Jason accepted the challenge, without too much of a second thought. Immediately he began to prepare and to gather his crew of brave men who were willing to join him on this daring adventure.
Many challenges lay ahead, which would take too long to tell. Very nearly he failed altogether. But in the end, the sorceress Medea took pity on him (or, a fancy to him?) and came to his aide. Thanks to her magic he succeeded and returned triumphantly, not only with the Golden Fleece but also with Medea as his wife.
The story is a real hero story: here we have the unrecognized champion, who despite being born a noble, has to brave great challenges before he can take his rightful place. The outcome is by no means certain but aided by a female ally, he eventually succeeds.
Happy End – you might think.
But there is another twist. Drunk with glory, he failed to acknowledge those who fought by his side and helped him to succeed. In particular, he failed to acknowledge and honor the power of his female ally, Medea. Without her, he would never have been victorious! But with his chest full of pride he abandoned her for a younger and more beautiful wife. Alas, Medea did not take kindly to being betrayed in this way and in her rage she killed their children and left Iolkos.
The lesson that the hero must learn is that no man can overcome great challenges alone. Even a hero depends on his allies and supporters. It is not HIS glory that matters, but the deed itself: the fact that he was willing to face any danger for the sake of his country and his family. So, paradoxically, his glory lis tied to his ability to sacrifice his ego, rather than to glorify it.

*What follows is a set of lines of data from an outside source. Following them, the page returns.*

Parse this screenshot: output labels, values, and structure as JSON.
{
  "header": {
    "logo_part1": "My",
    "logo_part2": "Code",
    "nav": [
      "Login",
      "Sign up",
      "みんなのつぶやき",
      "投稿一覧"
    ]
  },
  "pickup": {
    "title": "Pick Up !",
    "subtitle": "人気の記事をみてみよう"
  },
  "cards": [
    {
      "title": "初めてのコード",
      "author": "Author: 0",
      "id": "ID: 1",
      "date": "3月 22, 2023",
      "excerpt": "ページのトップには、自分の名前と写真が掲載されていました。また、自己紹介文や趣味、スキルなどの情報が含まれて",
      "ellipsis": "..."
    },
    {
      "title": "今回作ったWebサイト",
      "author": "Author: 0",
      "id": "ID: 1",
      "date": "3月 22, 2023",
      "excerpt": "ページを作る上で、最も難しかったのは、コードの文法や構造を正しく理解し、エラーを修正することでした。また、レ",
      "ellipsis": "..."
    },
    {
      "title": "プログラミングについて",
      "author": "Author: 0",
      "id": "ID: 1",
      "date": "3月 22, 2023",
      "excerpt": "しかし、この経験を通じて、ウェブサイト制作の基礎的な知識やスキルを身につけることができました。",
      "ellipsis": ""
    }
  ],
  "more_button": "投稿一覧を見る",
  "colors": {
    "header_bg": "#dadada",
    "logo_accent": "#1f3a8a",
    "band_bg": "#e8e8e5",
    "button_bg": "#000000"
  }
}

Aries is a brave and courageous sign, but must recognize, that he is not the only actor in the play. He must not only earn the respect of others but also to keep it. That is to say, he must be careful not to step on the toes of those who helped him achieve his goals.